Extracted data entries
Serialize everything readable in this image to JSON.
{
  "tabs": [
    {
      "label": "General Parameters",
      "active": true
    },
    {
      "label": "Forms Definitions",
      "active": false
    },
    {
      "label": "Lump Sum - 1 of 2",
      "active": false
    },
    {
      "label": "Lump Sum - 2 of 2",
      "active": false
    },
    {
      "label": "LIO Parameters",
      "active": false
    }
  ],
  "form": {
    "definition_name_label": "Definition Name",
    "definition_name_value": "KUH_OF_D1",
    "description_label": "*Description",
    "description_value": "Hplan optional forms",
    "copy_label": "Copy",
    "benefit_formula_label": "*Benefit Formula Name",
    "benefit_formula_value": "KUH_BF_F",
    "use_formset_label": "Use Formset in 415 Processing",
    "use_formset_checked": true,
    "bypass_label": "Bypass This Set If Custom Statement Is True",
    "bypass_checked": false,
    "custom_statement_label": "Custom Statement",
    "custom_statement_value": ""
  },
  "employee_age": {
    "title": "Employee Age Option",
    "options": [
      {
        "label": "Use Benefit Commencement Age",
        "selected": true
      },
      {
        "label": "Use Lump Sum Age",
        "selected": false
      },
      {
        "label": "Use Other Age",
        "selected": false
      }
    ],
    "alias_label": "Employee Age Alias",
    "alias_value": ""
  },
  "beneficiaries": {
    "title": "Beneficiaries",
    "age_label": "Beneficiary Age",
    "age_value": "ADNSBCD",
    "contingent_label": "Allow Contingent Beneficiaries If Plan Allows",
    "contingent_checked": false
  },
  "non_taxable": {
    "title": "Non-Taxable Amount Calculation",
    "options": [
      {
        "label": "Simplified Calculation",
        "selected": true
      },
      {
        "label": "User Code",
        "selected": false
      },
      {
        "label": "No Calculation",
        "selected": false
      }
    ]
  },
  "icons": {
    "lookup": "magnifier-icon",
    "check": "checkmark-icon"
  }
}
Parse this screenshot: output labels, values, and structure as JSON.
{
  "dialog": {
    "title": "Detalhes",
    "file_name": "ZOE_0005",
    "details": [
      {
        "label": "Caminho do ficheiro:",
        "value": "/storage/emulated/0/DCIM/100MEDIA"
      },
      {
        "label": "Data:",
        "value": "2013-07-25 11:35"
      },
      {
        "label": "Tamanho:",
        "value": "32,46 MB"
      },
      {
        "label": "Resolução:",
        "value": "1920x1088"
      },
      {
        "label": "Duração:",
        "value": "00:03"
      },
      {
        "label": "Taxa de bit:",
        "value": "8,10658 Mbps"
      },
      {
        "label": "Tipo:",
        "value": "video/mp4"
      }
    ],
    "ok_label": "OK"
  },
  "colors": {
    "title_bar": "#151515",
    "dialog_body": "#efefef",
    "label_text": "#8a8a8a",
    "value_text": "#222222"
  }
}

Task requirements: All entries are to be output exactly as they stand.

Solution to this task:
Serialize everything readable in this image to JSON.
{
  "tabs": [
    {
      "label": "General Parameters",
      "active": true
    },
    {
      "label": "Forms Definitions",
      "active": false
    },
    {
      "label": "Lump Sum - 1 of 2",
      "active": false
    },
    {
      "label": "Lump Sum - 2 of 2",
      "active": false
    },
    {
      "label": "LIO Parameters",
      "active": false
    }
  ],
  "form": {
    "definition_name_label": "Definition Name",
    "definition_name_value": "KUH_OF_D1",
    "description_label": "*Description",
    "description_value": "Hplan optional forms",
    "copy_label": "Copy",
    "benefit_formula_label": "*Benefit Formula Name",
    "benefit_formula_value": "KUH_BF_F",
    "use_formset_label": "Use Formset in 415 Processing",
    "use_formset_checked": true,
    "bypass_label": "Bypass This Set If Custom Statement Is True",
    "bypass_checked": false,
    "custom_statement_label": "Custom Statement",
    "custom_statement_value": ""
  },
  "employee_age": {
    "title": "Employee Age Option",
    "options": [
      {
        "label": "Use Benefit Commencement Age",
        "selected": true
      },
      {
        "label": "Use Lump Sum Age",
        "selected": false
      },
      {
        "label": "Use Other Age",
        "selected": false
      }
    ],
    "alias_label": "Employee Age Alias",
    "alias_value": ""
  },
  "beneficiaries": {
    "title": "Beneficiaries",
    "age_label": "Beneficiary Age",
    "age_value": "ADNSBCD",
    "contingent_label": "Allow Contingent Beneficiaries If Plan Allows",
    "contingent_checked": false
  },
  "non_taxable": {
    "title": "Non-Taxable Amount Calculation",
    "options": [
      {
        "label": "Simplified Calculation",
        "selected": true
      },
      {
        "label": "User Code",
        "selected": false
      },
      {
        "label": "No Calculation",
        "selected": false
      }
    ]
  },
  "icons": {
    "lookup": "magnifier-icon",
    "check": "checkmark-icon"
  }
}
Parse this screenshot: output labels, values, and structure as JSON.
{
  "dialog": {
    "title": "Detalhes",
    "file_name": "ZOE_0005",
    "details": [
      {
        "label": "Caminho do ficheiro:",
        "value": "/storage/emulated/0/DCIM/100MEDIA"
      },
      {
        "label": "Data:",
        "value": "2013-07-25 11:35"
      },
      {
        "label": "Tamanho:",
        "value": "32,46 MB"
      },
      {
        "label": "Resolução:",
        "value": "1920x1088"
      },
      {
        "label": "Duração:",
        "value": "00:03"
      },
      {
        "label": "Taxa de bit:",
        "value": "8,10658 Mbps"
      },
      {
        "label": "Tipo:",
        "value": "video/mp4"
      }
    ],
    "ok_label": "OK"
  },
  "colors": {
    "title_bar": "#151515",
    "dialog_body": "#efefef",
    "label_text": "#8a8a8a",
    "value_text": "#222222"
  }
}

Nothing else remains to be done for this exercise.